Since today is our 32 wedding anniversary, I called Alice. She was glad that we were on our way to Samos. I did not mention gales to her. As we were approaching Cape Prasso, the easternmost point of Samos, the wind increased to 45 knots with gusts over 55 knots. Now we were in a force 9 “strong gale.” Thetis, as usual, rode the waves beautifully. Of course, had we been sailing against this wind our life would be very miserable. Before rounding the cape we rolled-in the headsail and continued with the main alone. At the other side of the cape the waves disappeared but the wind if anything increased.

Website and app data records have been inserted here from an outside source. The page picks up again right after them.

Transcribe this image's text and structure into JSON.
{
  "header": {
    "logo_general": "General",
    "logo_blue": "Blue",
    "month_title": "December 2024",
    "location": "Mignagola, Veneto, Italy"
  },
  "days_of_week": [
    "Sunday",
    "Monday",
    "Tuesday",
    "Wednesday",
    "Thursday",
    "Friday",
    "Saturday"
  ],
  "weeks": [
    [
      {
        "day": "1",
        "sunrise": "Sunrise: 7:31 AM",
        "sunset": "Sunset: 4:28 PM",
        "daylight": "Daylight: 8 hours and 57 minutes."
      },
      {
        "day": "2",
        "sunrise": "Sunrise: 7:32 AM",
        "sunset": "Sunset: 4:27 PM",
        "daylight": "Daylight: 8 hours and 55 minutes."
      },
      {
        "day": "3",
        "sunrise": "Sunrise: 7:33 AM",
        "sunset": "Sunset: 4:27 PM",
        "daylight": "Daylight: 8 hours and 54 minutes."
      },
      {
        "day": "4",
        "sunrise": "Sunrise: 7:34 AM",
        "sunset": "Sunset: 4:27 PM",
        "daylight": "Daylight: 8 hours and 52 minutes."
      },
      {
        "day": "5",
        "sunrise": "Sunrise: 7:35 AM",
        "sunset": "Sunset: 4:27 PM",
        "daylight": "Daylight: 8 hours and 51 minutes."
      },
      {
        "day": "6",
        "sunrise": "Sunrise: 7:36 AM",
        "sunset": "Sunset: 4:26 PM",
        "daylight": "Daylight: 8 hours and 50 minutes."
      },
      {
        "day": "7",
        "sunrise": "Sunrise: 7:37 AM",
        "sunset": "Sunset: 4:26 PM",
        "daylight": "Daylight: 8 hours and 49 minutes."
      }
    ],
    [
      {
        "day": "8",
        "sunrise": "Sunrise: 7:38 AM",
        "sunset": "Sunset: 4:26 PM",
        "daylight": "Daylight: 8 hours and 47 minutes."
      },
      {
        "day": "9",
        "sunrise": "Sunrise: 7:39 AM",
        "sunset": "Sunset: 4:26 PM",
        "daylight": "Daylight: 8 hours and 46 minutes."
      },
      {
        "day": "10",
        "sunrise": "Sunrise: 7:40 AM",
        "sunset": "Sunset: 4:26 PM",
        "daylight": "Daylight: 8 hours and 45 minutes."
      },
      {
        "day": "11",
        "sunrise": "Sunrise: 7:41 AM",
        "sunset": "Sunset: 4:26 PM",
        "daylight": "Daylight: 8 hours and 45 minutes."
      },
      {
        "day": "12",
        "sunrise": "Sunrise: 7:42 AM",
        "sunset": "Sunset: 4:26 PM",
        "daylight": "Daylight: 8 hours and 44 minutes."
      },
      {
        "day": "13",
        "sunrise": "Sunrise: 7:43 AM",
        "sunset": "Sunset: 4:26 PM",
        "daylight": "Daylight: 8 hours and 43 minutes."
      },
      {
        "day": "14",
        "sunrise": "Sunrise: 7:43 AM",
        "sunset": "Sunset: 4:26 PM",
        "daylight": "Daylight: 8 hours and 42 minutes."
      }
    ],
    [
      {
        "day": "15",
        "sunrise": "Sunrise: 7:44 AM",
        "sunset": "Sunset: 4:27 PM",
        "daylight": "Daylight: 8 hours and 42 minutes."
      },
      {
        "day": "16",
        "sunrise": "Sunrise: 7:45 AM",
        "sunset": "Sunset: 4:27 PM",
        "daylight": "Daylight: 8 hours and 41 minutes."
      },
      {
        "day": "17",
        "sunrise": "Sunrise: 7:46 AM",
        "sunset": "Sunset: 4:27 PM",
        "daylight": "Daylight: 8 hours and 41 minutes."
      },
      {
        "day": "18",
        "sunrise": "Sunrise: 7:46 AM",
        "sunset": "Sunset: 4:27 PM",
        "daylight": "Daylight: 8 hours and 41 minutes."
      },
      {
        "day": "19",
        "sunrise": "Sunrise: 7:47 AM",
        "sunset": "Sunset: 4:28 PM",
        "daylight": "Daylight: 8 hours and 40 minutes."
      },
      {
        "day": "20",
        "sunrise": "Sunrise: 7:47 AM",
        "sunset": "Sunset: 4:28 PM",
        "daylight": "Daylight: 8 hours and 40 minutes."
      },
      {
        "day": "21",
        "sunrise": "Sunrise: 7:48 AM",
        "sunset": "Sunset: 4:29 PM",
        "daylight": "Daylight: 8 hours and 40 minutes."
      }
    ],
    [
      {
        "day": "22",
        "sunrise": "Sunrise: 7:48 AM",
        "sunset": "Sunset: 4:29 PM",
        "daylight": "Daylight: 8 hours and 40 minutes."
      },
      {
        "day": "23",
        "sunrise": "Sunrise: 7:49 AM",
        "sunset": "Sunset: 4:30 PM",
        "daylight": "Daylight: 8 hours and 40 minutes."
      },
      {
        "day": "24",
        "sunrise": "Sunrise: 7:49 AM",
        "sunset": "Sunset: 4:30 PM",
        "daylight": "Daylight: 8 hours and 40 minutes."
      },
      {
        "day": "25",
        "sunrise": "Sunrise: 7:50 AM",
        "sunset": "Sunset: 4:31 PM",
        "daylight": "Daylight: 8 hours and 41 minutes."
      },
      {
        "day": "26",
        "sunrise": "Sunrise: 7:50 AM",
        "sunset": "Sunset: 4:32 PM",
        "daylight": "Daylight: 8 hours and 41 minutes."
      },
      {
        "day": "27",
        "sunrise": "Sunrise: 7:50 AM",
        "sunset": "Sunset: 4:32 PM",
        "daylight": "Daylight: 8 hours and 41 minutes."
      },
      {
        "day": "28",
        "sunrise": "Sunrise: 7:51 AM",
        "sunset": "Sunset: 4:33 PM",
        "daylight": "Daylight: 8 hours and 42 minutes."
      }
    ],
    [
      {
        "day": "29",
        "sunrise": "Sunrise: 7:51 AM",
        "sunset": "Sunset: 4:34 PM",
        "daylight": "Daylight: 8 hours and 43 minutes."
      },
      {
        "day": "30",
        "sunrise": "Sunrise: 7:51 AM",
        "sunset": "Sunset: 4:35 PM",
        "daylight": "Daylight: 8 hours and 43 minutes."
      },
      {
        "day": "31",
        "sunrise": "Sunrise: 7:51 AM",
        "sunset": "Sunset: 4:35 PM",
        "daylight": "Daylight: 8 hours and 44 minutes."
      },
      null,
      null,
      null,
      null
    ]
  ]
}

At Cape Gatos, at the entrance of the Mycale channel, we were facing severe headwinds with violent gusts but we kept on sailing. I just kept my hands on the main sheet line continually adjusting it by easing during the gusts. The going from the channel to Pythagorio was tough with lots spray as the waves increased again after exiting the channel.
We arrived in Pythagorio [37° 41.2' N 26° 57' E] after covering 78.2 M at 1750. Although the harbor was crowded, we managed to squeeze between two boats. The delivery skipper of one of these, a 55' Beneteau from Vernicos Yachts, was in a hurry to leave and catch a plane but he agreed that I could adjust his docking lines to make room for Thetis. Slowly we edged our way to the quay. We had arrived. During this whole voyage we had not experienced any major failures other than possibly a bad alternator. Not bad!
At the Limenarchio they wanted to know all about the trip to the Black Sea as this is to them a very exotic and distant destination. They were also particularly interested if we had seen the solar eclipse and how about the earthquake? …
The total distance we traveled from Myrina, Limnos to Pythagorio, Samos was 220 M and 38.4 travel hours.